╔══

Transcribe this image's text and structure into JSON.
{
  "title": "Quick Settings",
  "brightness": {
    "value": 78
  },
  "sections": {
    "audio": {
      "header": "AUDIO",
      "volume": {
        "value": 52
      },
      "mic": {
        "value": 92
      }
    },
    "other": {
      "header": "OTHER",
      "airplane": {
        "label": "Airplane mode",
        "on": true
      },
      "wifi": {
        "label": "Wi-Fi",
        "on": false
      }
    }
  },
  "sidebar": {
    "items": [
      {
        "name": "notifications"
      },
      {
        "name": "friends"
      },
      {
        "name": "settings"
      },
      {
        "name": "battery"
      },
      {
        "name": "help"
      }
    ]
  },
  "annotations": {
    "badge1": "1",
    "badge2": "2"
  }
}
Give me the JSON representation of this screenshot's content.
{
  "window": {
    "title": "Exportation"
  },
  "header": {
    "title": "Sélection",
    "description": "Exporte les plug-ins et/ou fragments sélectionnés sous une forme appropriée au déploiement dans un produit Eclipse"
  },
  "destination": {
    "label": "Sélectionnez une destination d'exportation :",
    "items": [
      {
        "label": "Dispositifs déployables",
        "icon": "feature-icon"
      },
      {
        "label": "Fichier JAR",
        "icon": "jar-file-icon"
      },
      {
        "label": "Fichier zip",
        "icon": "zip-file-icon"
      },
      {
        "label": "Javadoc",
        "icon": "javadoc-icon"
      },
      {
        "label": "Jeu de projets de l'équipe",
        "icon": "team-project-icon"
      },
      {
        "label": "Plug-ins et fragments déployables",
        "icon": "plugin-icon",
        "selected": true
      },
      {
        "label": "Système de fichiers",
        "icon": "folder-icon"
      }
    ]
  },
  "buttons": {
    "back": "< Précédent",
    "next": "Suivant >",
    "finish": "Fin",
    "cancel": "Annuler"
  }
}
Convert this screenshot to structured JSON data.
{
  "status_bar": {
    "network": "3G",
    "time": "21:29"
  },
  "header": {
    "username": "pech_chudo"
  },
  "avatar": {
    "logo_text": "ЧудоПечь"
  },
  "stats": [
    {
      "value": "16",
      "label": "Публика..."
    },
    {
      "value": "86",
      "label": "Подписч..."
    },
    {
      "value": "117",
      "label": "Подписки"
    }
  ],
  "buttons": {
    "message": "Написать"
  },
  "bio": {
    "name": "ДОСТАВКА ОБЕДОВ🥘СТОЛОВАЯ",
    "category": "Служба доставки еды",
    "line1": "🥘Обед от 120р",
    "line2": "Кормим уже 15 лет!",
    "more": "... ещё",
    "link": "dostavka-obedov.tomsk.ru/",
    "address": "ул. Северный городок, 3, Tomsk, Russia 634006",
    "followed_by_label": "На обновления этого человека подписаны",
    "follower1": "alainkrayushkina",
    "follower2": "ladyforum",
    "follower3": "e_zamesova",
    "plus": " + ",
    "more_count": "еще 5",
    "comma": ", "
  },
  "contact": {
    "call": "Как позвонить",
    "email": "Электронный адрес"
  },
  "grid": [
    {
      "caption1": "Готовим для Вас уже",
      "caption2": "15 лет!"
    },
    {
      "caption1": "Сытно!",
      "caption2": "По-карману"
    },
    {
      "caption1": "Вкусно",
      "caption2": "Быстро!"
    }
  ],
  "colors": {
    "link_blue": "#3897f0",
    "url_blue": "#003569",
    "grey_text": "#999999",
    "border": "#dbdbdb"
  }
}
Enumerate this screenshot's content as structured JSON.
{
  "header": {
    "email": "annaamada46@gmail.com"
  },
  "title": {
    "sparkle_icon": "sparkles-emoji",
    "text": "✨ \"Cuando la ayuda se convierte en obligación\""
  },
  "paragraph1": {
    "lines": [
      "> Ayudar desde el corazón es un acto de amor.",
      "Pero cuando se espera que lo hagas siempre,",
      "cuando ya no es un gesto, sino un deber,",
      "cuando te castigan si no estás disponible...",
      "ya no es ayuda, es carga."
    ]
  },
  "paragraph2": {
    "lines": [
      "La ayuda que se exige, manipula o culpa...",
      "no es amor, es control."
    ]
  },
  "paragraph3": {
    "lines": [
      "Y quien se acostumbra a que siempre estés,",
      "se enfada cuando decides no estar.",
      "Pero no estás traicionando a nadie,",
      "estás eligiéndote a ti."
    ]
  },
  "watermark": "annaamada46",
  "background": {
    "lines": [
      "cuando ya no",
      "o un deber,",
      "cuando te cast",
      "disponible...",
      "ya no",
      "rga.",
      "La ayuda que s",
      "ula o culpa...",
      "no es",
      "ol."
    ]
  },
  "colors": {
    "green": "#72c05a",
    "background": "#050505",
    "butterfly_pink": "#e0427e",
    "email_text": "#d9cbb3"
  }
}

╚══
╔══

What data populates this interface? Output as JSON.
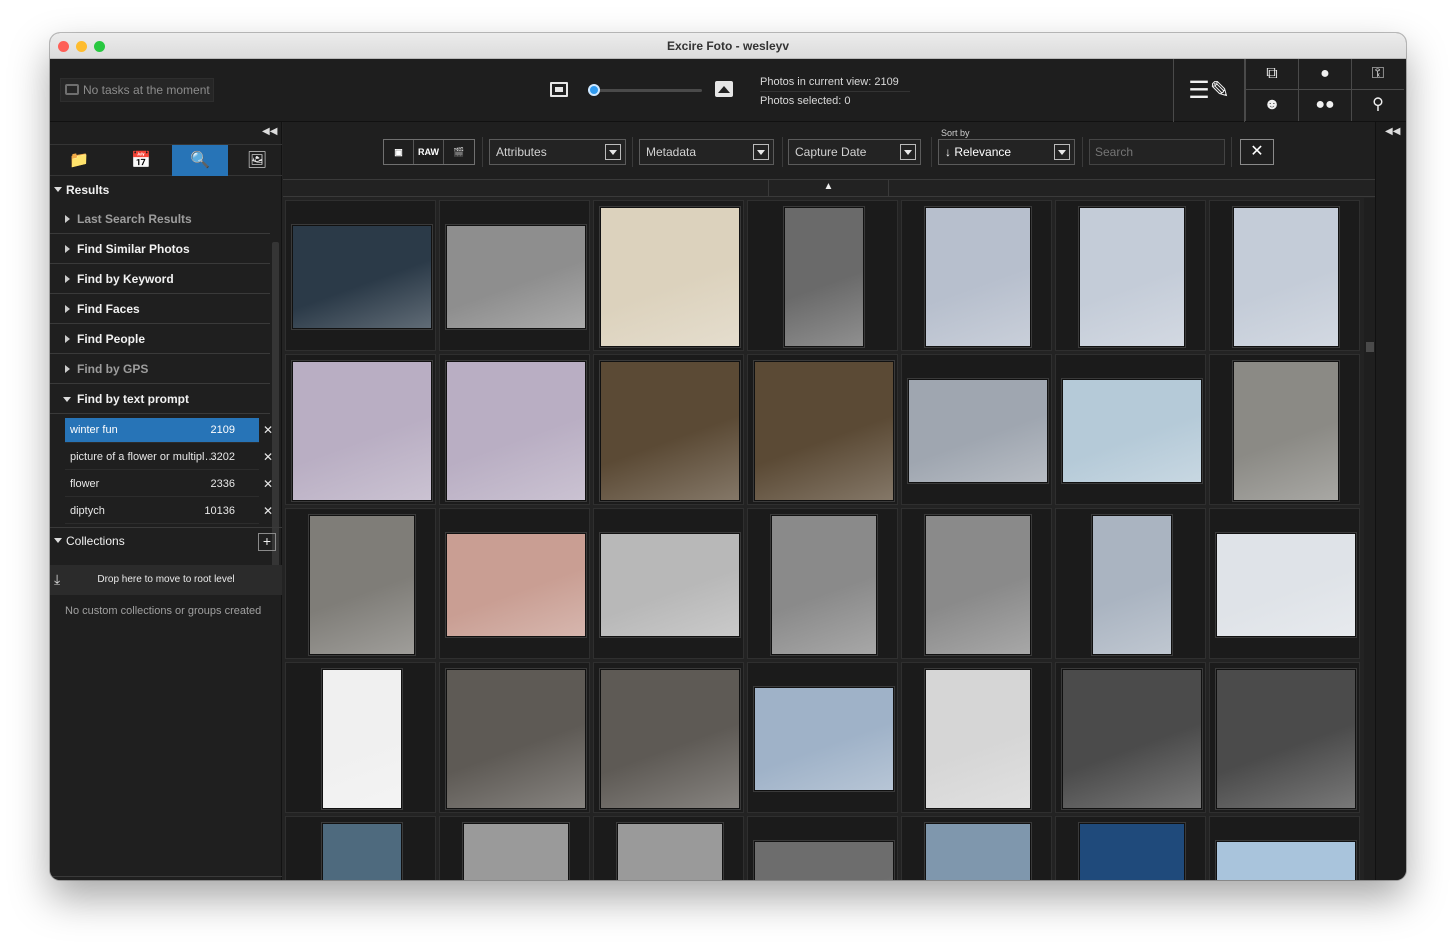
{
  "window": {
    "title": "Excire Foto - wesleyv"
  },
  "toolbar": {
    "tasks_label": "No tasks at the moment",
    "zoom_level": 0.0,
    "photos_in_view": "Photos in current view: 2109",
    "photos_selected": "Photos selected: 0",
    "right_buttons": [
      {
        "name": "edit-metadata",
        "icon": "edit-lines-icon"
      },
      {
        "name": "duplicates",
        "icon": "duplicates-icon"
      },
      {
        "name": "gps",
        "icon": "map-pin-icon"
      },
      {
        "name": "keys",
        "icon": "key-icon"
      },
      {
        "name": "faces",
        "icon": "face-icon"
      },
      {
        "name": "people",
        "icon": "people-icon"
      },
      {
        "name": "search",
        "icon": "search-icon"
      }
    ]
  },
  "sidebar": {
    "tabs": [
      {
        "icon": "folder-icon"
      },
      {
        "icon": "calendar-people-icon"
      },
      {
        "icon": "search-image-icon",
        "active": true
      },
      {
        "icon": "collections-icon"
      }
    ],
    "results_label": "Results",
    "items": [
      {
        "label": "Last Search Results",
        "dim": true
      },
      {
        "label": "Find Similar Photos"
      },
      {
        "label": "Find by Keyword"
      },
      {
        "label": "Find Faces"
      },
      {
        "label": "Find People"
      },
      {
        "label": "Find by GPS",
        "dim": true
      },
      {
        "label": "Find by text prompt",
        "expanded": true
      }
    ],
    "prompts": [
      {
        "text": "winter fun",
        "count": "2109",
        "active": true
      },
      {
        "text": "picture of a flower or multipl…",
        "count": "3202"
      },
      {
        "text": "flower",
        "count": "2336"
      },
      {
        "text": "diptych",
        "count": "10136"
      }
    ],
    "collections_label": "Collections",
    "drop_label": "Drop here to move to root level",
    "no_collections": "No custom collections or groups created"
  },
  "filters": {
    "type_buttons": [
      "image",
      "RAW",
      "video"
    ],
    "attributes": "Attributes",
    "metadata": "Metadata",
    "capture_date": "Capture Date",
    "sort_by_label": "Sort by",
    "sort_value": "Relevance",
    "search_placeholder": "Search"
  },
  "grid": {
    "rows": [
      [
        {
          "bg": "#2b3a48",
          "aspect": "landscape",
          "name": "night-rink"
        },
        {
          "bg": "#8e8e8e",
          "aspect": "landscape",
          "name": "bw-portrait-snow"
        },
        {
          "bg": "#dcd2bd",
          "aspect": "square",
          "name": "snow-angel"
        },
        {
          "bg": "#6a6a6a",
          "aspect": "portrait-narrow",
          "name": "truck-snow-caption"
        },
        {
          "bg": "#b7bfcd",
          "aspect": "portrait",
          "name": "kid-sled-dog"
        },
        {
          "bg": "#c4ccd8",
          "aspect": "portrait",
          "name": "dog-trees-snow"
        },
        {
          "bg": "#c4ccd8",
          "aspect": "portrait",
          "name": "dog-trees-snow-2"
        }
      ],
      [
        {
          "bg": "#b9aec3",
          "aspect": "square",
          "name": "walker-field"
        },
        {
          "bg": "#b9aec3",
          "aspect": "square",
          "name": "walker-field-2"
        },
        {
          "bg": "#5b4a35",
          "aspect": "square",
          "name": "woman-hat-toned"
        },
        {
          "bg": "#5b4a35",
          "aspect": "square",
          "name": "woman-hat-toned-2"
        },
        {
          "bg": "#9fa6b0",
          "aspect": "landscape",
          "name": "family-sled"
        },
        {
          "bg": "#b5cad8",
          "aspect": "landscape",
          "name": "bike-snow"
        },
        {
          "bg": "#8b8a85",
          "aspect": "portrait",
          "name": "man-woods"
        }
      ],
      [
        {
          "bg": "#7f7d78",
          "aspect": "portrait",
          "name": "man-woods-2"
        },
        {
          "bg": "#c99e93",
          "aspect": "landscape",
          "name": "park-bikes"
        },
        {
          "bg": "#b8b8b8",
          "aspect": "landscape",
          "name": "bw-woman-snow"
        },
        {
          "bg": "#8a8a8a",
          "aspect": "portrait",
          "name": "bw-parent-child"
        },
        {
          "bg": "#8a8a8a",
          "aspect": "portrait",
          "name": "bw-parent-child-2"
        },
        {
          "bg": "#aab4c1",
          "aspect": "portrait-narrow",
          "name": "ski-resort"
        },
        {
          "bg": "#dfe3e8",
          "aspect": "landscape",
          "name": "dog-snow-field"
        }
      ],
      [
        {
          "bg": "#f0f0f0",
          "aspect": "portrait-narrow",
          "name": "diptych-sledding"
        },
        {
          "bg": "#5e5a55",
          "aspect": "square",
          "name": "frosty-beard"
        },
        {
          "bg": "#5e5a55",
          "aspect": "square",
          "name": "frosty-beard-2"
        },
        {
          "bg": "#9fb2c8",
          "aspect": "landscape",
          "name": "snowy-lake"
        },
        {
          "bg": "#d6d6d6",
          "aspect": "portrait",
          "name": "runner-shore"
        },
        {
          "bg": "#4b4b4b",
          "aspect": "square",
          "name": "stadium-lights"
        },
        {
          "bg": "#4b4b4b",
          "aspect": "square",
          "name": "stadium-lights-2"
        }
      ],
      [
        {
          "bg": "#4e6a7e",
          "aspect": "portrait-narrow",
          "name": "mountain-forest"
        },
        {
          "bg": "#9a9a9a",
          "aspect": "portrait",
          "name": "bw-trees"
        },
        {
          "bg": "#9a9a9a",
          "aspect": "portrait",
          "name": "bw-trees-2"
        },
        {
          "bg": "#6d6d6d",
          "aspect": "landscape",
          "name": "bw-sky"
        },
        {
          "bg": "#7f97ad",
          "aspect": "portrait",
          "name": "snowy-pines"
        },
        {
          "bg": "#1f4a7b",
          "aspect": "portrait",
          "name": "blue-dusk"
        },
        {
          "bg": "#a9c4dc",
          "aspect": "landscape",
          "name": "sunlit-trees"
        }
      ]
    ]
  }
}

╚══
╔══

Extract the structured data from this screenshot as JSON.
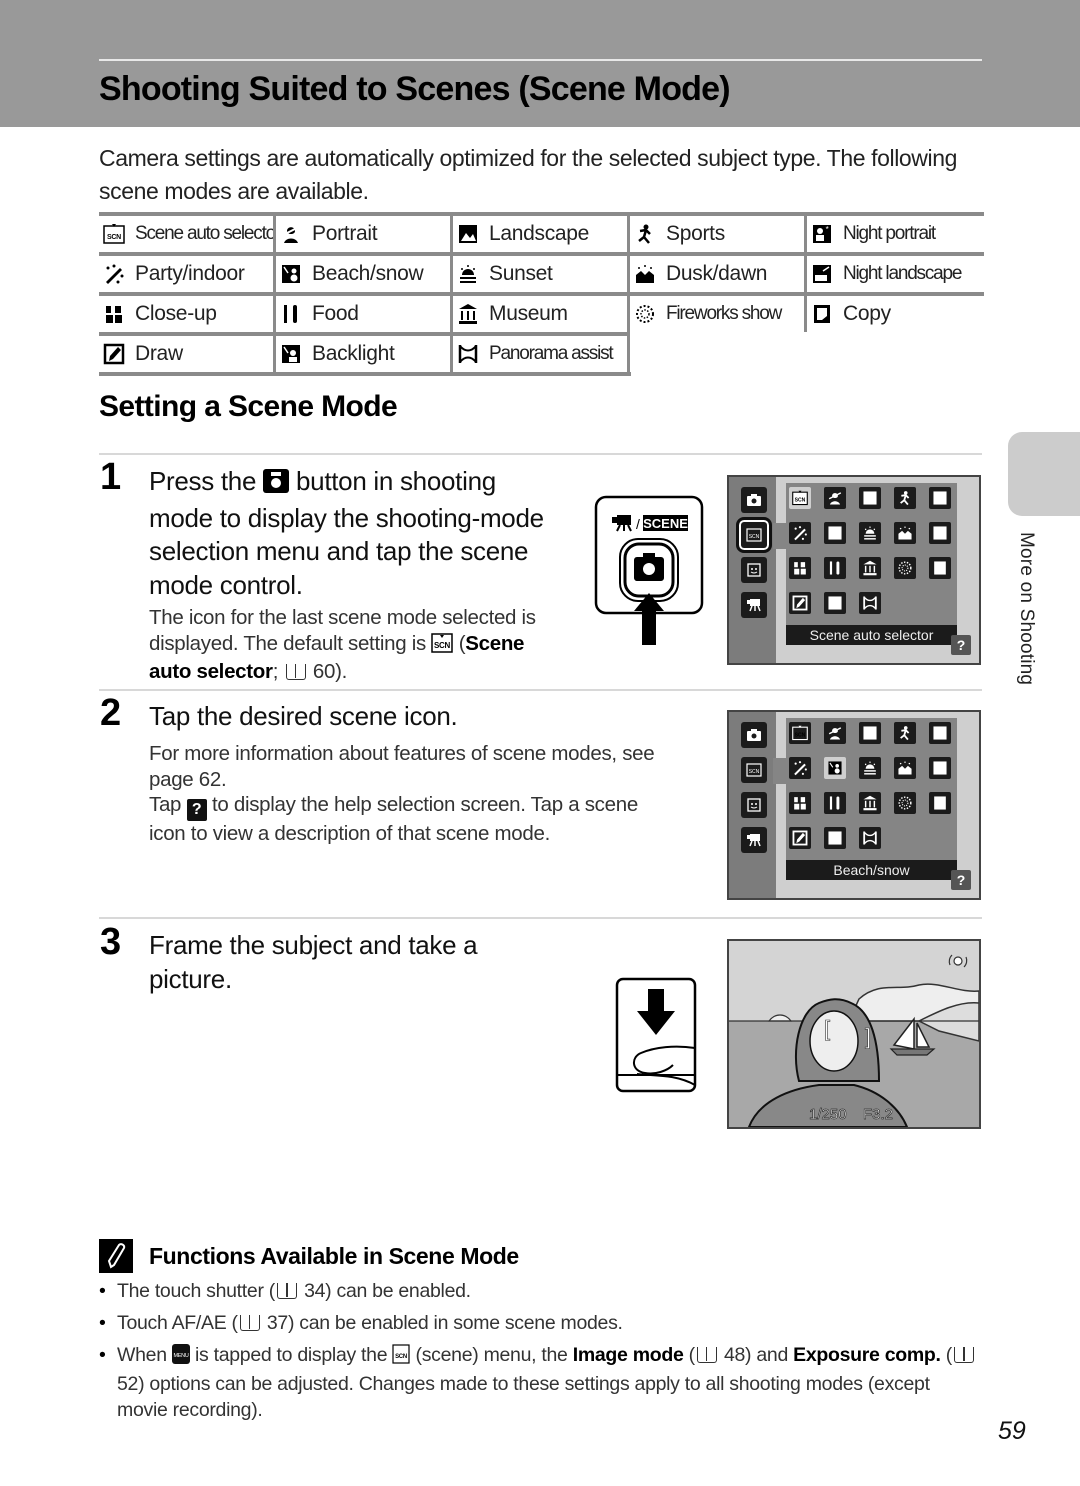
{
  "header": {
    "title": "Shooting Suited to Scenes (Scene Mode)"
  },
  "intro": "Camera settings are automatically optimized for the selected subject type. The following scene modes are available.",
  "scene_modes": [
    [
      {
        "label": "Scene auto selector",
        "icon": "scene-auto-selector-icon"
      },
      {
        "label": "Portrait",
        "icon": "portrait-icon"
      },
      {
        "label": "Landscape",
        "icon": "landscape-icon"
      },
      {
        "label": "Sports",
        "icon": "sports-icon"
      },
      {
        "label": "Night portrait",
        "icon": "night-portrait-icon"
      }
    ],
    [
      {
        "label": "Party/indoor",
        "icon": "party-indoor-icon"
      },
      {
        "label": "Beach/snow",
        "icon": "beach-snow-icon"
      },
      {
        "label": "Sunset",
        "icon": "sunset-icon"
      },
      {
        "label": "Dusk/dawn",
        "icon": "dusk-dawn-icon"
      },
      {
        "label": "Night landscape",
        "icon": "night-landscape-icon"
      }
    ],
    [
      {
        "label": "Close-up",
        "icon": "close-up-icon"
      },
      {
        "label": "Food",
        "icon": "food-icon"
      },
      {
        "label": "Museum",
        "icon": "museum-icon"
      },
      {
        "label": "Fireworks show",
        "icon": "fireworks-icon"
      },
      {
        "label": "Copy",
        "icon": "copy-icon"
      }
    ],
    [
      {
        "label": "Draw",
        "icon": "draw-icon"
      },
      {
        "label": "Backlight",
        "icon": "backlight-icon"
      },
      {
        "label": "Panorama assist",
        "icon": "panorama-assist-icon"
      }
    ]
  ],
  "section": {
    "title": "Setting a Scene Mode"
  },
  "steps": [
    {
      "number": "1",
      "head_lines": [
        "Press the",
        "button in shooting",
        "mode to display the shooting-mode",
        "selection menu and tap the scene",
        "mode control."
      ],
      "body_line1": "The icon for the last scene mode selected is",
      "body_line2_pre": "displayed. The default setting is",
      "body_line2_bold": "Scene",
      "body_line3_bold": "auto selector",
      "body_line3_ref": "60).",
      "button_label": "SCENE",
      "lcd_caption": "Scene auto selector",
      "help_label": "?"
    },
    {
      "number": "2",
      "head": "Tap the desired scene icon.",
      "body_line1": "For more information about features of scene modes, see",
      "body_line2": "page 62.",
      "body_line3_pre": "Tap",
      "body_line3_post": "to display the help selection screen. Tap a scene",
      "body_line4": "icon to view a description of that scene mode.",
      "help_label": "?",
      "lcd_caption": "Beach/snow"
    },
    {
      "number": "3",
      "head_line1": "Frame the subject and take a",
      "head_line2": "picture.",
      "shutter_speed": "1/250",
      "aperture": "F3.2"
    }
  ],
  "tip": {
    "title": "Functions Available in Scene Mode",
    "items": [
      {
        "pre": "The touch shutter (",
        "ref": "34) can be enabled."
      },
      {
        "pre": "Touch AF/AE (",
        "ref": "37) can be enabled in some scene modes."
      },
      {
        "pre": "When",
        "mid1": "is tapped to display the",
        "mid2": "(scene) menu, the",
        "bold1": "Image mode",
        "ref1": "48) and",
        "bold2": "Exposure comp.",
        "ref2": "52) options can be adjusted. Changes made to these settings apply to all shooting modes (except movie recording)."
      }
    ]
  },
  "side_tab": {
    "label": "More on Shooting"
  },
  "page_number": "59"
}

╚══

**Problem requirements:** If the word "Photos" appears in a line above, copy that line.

**Response to the task:**
    "photos_in_view": "Photos in current view: 2109",
    "photos_selected": "Photos selected: 0",
        "label": "Find Similar Photos"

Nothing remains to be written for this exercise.